[What is needed] Wherever the word "placeholder" occurs in the lines below, copy the whole line.

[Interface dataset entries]
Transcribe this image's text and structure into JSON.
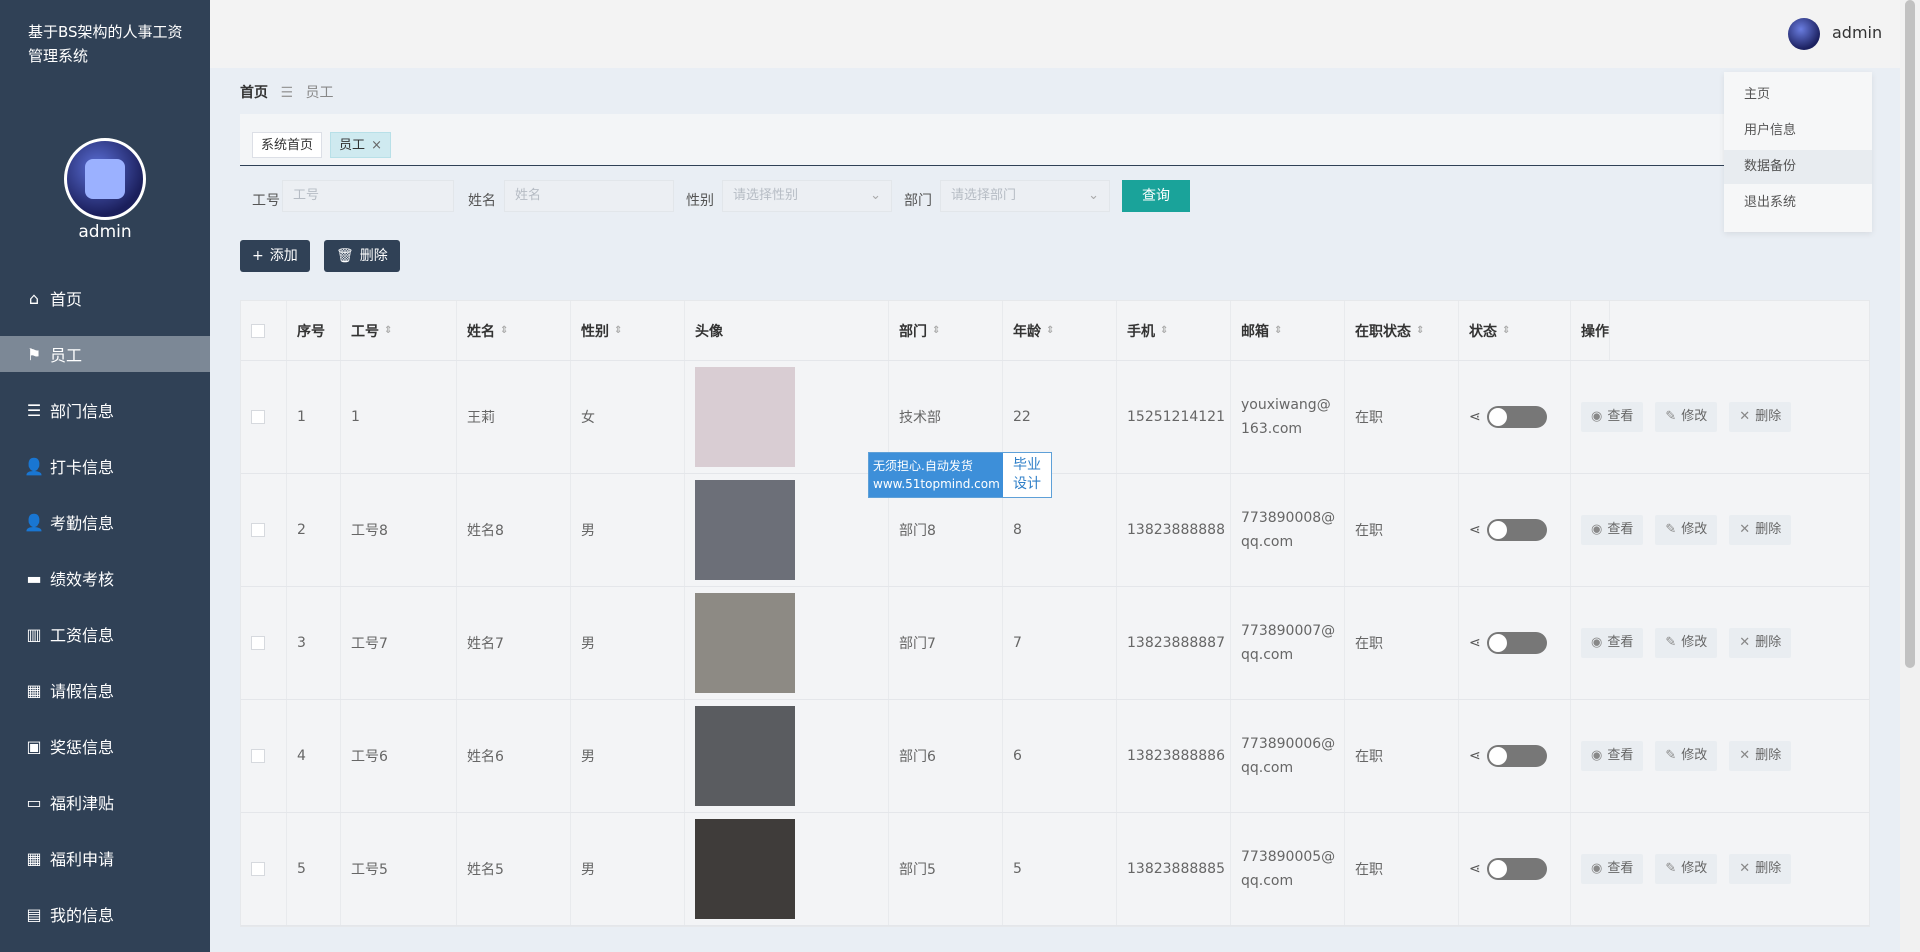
{
  "app": {
    "title": "基于BS架构的人事工资管理系统"
  },
  "sidebar": {
    "username": "admin",
    "items": [
      {
        "label": "首页",
        "icon": "home-icon",
        "active": false
      },
      {
        "label": "员工",
        "icon": "flag-icon",
        "active": true
      },
      {
        "label": "部门信息",
        "icon": "sliders-icon",
        "active": false
      },
      {
        "label": "打卡信息",
        "icon": "user-icon",
        "active": false
      },
      {
        "label": "考勤信息",
        "icon": "user-solid-icon",
        "active": false
      },
      {
        "label": "绩效考核",
        "icon": "monitor-icon",
        "active": false
      },
      {
        "label": "工资信息",
        "icon": "book-icon",
        "active": false
      },
      {
        "label": "请假信息",
        "icon": "grid-icon",
        "active": false
      },
      {
        "label": "奖惩信息",
        "icon": "gift-icon",
        "active": false
      },
      {
        "label": "福利津贴",
        "icon": "display-icon",
        "active": false
      },
      {
        "label": "福利申请",
        "icon": "grid-icon",
        "active": false
      },
      {
        "label": "我的信息",
        "icon": "card-icon",
        "active": false
      }
    ]
  },
  "header": {
    "username": "admin"
  },
  "breadcrumb": {
    "home": "首页",
    "current": "员工"
  },
  "tags": [
    {
      "label": "系统首页"
    },
    {
      "label": "员工"
    }
  ],
  "search": {
    "fields": [
      {
        "label": "工号",
        "placeholder": "工号"
      },
      {
        "label": "姓名",
        "placeholder": "姓名"
      },
      {
        "label": "性别",
        "placeholder": "请选择性别"
      },
      {
        "label": "部门",
        "placeholder": "请选择部门"
      }
    ],
    "query_label": "查询"
  },
  "actions": {
    "add_label": "添加",
    "delete_label": "删除"
  },
  "table": {
    "columns": [
      "序号",
      "工号",
      "姓名",
      "性别",
      "头像",
      "部门",
      "年龄",
      "手机",
      "邮箱",
      "在职状态",
      "状态",
      "操作"
    ],
    "rows": [
      {
        "no": "1",
        "id": "1",
        "name": "王莉",
        "gender": "女",
        "dept": "技术部",
        "age": "22",
        "phone": "15251214121",
        "email1": "youxiwang@",
        "email2": "163.com",
        "status": "在职",
        "photo": "#d9cdd3"
      },
      {
        "no": "2",
        "id": "工号8",
        "name": "姓名8",
        "gender": "男",
        "dept": "部门8",
        "age": "8",
        "phone": "13823888888",
        "email1": "773890008@",
        "email2": "qq.com",
        "status": "在职",
        "photo": "#6c6f78"
      },
      {
        "no": "3",
        "id": "工号7",
        "name": "姓名7",
        "gender": "男",
        "dept": "部门7",
        "age": "7",
        "phone": "13823888887",
        "email1": "773890007@",
        "email2": "qq.com",
        "status": "在职",
        "photo": "#8d8a84"
      },
      {
        "no": "4",
        "id": "工号6",
        "name": "姓名6",
        "gender": "男",
        "dept": "部门6",
        "age": "6",
        "phone": "13823888886",
        "email1": "773890006@",
        "email2": "qq.com",
        "status": "在职",
        "photo": "#5a5c60"
      },
      {
        "no": "5",
        "id": "工号5",
        "name": "姓名5",
        "gender": "男",
        "dept": "部门5",
        "age": "5",
        "phone": "13823888885",
        "email1": "773890005@",
        "email2": "qq.com",
        "status": "在职",
        "photo": "#3f3c3a"
      }
    ],
    "row_actions": {
      "view": "查看",
      "edit": "修改",
      "delete": "删除"
    }
  },
  "dropdown": {
    "items": [
      "主页",
      "用户信息",
      "数据备份",
      "退出系统"
    ]
  },
  "watermark": {
    "line1": "无须担心.自动发货",
    "line2": "www.51topmind.com",
    "right1": "毕业",
    "right2": "设计"
  }
}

[Written solution]
        "placeholder": "工号"
        "placeholder": "姓名"
        "placeholder": "请选择性别"
        "placeholder": "请选择部门"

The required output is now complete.